Title: The Five Lives Of Our Cat Zook
Publisher: Harry N. Abrams
Published: April 1, 2012
Source: Won in a Goodreads Giveaway
Read: July 31 2012
In a Few Words: A sweet, colorful, fun story
My Rating: 5 wonderful stars
Goodreads: Add it to your to-read shelf
n this warmhearted middle-grade novel, Oona and her brother, Fred, love their cat Zook (short for Zucchini), but Zook is sick. As they conspire to break him out of the vet’s office, convinced he can only get better at home with them, Oona tells Fred the story of Zook’s previous lives, ranging in style from fairy tale to grand epic to slice of life. Each of Zook’s lives has echoes in Oona’s own family life, which is going through a transition she’s not yet ready to face. Her father died two years ago, and her mother has started a relationship with a man named Dylan—whom Oona secretly calls “the villain.” The truth about Dylan, and about Zook’s medical condition, drives the drama in this loving family story.
Praise for The Five Lives of Our Cat Zook
“Oona’s character is a combination of Harriet the Spy in curiosity and Anastasia in spunk. Another emotionally satisfying outing from Rocklin; hanky recommended.”
I loved this book. The characters are loveable, the wordplay is fun, there are tons of interesting theories told only the way a child would tell them. I loved it for the variety in perspective. It was such a nice change from all the YA and Adult fiction that I normally read.
In this story we meet Freddy and Oona, brother and sister who are being raised by their mother after their father's death. They have a cat, named Zook, who has become a beloved member of their family. When Zook suddenly gets sick, it brings back memories for Oona of the time when her father is sick too, so she has to deal with all of those memories and emotions that she's kept hidden for so long.
This book is full of stories within stories. It's told from Oona's perspective, and man is she one smart kiddo. She has very creative and inventive theories. One is the Big Whopper theory, where all the lies people tell are color coded for the kind of lie that they are. Black Whoppers are meant to hurt someone, White Whoppers are meant to make someone feel better.
Or, there's the name theory, in which Oona declares that everyone's name is perfect for them, no matter what. Here's a quote to explain the theory:
"Gramma Dee's name is easy Dee RW (rhymes with) bee=honey=sweet like candy. Gramma Dee likes to make Russian taffy, which she learned from her Russian grandmother, who was born in Russia." (pg. 49)I think what she's trying to say is that people grow into their name, or the meaning of it. They personify that meaning. I think to some extent that becomes true after a while.
I love the wordplay in this book. The play on words with Zook (the cat's) name. Then there's the fact that the kids get paid in fried Zuchinni and pizza is great, and so are the cute word games that Oona plays with Freddy to teach him to read. I love when authors take the time to add these small but important touches to their stories because it helps you become that more attached to the characters.

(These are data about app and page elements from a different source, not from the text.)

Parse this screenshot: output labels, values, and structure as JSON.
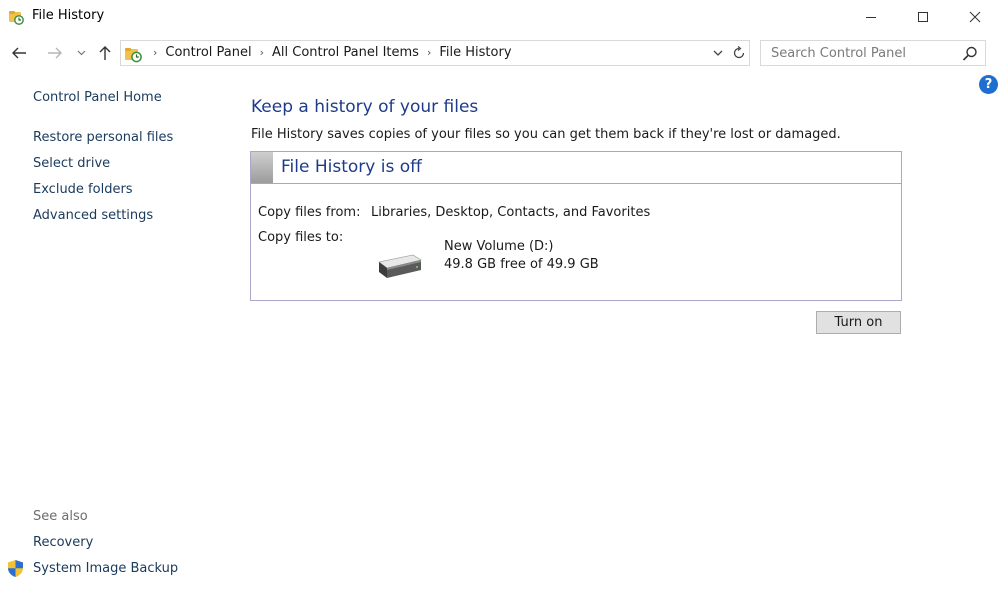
{
  "window": {
    "title": "File History",
    "controls": {
      "minimize_icon": "minimize-icon",
      "maximize_icon": "maximize-icon",
      "close_icon": "close-icon"
    }
  },
  "navigation": {
    "back_icon": "arrow-left-icon",
    "forward_icon": "arrow-right-icon",
    "recent_icon": "chevron-down-icon",
    "up_icon": "arrow-up-icon",
    "breadcrumbs": [
      "Control Panel",
      "All Control Panel Items",
      "File History"
    ],
    "refresh_icon": "refresh-icon",
    "search": {
      "placeholder": "Search Control Panel"
    }
  },
  "help_icon": "?",
  "sidebar": {
    "home_label": "Control Panel Home",
    "links": [
      "Restore personal files",
      "Select drive",
      "Exclude folders",
      "Advanced settings"
    ],
    "see_also_label": "See also",
    "see_also": [
      "Recovery",
      "System Image Backup"
    ]
  },
  "main": {
    "heading": "Keep a history of your files",
    "description": "File History saves copies of your files so you can get them back if they're lost or damaged.",
    "status": {
      "title": "File History is off",
      "copy_from_label": "Copy files from:",
      "copy_from_value": "Libraries, Desktop, Contacts, and Favorites",
      "copy_to_label": "Copy files to:",
      "drive_name": "New Volume (D:)",
      "drive_free": "49.8 GB free of 49.9 GB"
    },
    "turn_on_label": "Turn on"
  },
  "colors": {
    "heading_blue": "#1e3b8a",
    "link_color": "#1a3a5c",
    "panel_border": "#a9a7c9",
    "help_blue": "#1f6fd0"
  }
}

Oona also has a lot of responsibility for such a little girl. She picks her brother up from school, she's teaching him to read, (with rhyming games and pictures, which I loved) and she even has an after school job. She gets paid in food, but still. For someone so young, that's a lot to handle, but Oona handles most of what comes her way pretty well. She isn't too fond of her mother's new boyfriend, but for a girl whose beloved father passed away that's not a surprise.
Among all these inventive theories and stories about cats who have 9 lives there are a lot of real life observations and lessons which are told in only the way a child can see them. Children have such a different view of the world than adults. There's such innocence, and yet such depth, as well as insight. It's easy to forget how much insight kids have until you read a story like this. And when you do, boy can it pack a punch.
I feel a bit silly admitting this, but I found myself tearing up at the end of this novel, not because of what happens to the characters, but because of the depth and richness of the lessons that Oona learns and the changes that she goes through throughout the course of the book. Now, it takes a lot for me to cry at a book. I have to be really invested in the story, and this was definitely a story that I was invested in. It's got a little bit of everything. It's a sweet story about family, love, loss, friendships, and growing up. I'd recommend it to anyone who enjoys heartfelt stories.
What about you, do you have any interesting theories that you'd like to share?